We woke up on Saturday morning and we didn’t need a weather report to know that it had snowed somewhere close by. It was when we saw the photos coming up on Facebook of the snow in Ceres, that we decided to Google: How long is it from Sea Point to Ceres? Google Maps showed 1.5 hours, so we decided to grab all our warm things (read: we’re completely ill equipped for the snow) and left at 13:30 for the spontaneous trip.
We followed the snow capped mountains and took the beautiful, scenic drive to Ceres.
We also watched the cars temperature drop and drop from 9 degrees in Sea Point, all the way to -0.5 degrees. Excuse the close up dusty car pics. We arrived in Ceres at 3pm… to no snow.
What we did see was a stream of cars driving towards us (obviously away from the snow) and we knew this because the bonnets of the car had mini snowmen on them. It took us another hour and we arrived at the snow, close to Klondyke Cherry Farm. In fact, as we got there it was snowing and it was really magical to see snowflakes floating around.
This might sound ridiculous, but the last time I was in snow was a few years ago in Switzerland and you forget how cold it is. I know. Snow – cold. Who would have thought?
BUT my point is, when you’re equipped properly with the right snow gear, you don’t feel the cold. We didn’t have gloves, and so we popped thick socks on George’s hands – he was quite excited about his makeshift “mittens” and we happily threw snowballs at each other and made mini snowmen. Without gloves< you forget how painful the snow can be – it’s really chilly down to the bone.
We had such a fun time and seeing the pure joy on George’s face was worth it. We’d bundled Alexi up in layers, with a teddy bear suit over the layers and his cheeks were so pink from the cold (or so pink from the over protective mothering. Ha!)
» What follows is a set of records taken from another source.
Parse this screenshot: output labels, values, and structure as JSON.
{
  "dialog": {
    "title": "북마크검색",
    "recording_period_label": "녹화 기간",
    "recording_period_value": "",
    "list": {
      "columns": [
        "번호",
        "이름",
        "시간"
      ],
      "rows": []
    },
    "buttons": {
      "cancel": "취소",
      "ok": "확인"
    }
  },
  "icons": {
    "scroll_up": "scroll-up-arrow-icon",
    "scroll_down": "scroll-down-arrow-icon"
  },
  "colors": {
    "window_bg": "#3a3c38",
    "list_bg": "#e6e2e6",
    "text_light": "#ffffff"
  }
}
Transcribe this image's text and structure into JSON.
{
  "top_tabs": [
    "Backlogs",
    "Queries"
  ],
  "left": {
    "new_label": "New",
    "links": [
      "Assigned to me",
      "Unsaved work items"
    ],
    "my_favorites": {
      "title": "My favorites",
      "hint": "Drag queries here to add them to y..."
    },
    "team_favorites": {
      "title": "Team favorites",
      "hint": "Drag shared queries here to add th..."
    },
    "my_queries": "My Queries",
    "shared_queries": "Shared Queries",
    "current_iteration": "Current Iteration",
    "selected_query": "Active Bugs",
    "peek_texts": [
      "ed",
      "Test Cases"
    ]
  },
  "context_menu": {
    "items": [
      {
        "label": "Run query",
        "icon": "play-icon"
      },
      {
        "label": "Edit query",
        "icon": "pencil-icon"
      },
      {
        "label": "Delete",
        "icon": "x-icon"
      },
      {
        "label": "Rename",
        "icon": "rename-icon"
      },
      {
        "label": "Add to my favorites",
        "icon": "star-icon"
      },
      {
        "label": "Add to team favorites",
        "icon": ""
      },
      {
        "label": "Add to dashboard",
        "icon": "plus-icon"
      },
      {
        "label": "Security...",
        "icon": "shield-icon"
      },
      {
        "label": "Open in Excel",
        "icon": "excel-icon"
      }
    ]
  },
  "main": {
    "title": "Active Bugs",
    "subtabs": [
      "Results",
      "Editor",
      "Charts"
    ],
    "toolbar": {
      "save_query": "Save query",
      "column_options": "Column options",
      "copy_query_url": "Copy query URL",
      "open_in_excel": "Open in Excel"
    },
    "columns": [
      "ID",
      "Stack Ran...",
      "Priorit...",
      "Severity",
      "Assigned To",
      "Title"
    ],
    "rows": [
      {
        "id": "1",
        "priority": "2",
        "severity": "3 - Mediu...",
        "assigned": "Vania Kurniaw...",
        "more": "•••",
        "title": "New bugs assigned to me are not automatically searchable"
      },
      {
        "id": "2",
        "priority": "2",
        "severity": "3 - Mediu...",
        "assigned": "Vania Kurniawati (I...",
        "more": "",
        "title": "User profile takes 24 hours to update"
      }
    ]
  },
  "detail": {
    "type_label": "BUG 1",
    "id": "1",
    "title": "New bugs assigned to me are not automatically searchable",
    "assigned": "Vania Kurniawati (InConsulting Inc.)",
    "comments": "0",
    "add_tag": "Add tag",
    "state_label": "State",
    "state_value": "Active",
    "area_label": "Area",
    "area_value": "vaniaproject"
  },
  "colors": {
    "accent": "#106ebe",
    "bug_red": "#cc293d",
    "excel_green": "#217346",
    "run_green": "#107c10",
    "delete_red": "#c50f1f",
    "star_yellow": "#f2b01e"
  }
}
I wish I knew what he was thinking as he took it all in.
The cold eventually got the better of us and wet sock “mittens” weren’t fun anymore, so we scrambled back into the car.
We arrived back in Ceres and needed to stop to feed Alexi his solids, which I’d brought with us. We saw the Ceres Spur and thought we’d stop there to gobble a burger down, while feeding A before hitting the road back home. With Covid-19, there was a queue as the tables needed to be disinfected and socially distanced. I fed Alexi, in the queue and just as we decided to rather leave it and just head home (especially since it was getting darker), the manageress told us a table was ready.
We wolfed burgers down and hit the road, hoping to not drive the majority of the trip in the dark.
I tried giving Alexi a breastfeed in the parking lot, but he wasn’t all that interested and Sox and I looked at each other with an “uh-oh.” He was probably going to need a feed in the next 45 mins, but we’d be on the road, which would be dark and certainly no place to stop. We hoped it would be fine.
It wasn’t. For 35kms, Alexi cried and cried and cried and my heart strings were tattered. I wouldn’t fit in between the 2 car seats, to even attempt to breastfeed… and besides, my boobs certainly don’t stretch that far! Ha! There’s an image!
Finally, we got to the toll gate and we pulled over in the emergency lane, calmed and comforted him and I breastfed him. The rest of the trip home was peaceful! Phew! We got home at 20h30 and put both boys to bed.
I edited a little 4.5 min vlog – and I really have a lot of respect for people who do video’s – it’s a lot of work, to film and edit, so I’d appreciate you watching and subscribing to my YouTube channel – gosh, I sound like such a YouTuber. Haha!
It certainly was one for the memory bank and I’m so glad we made the trip!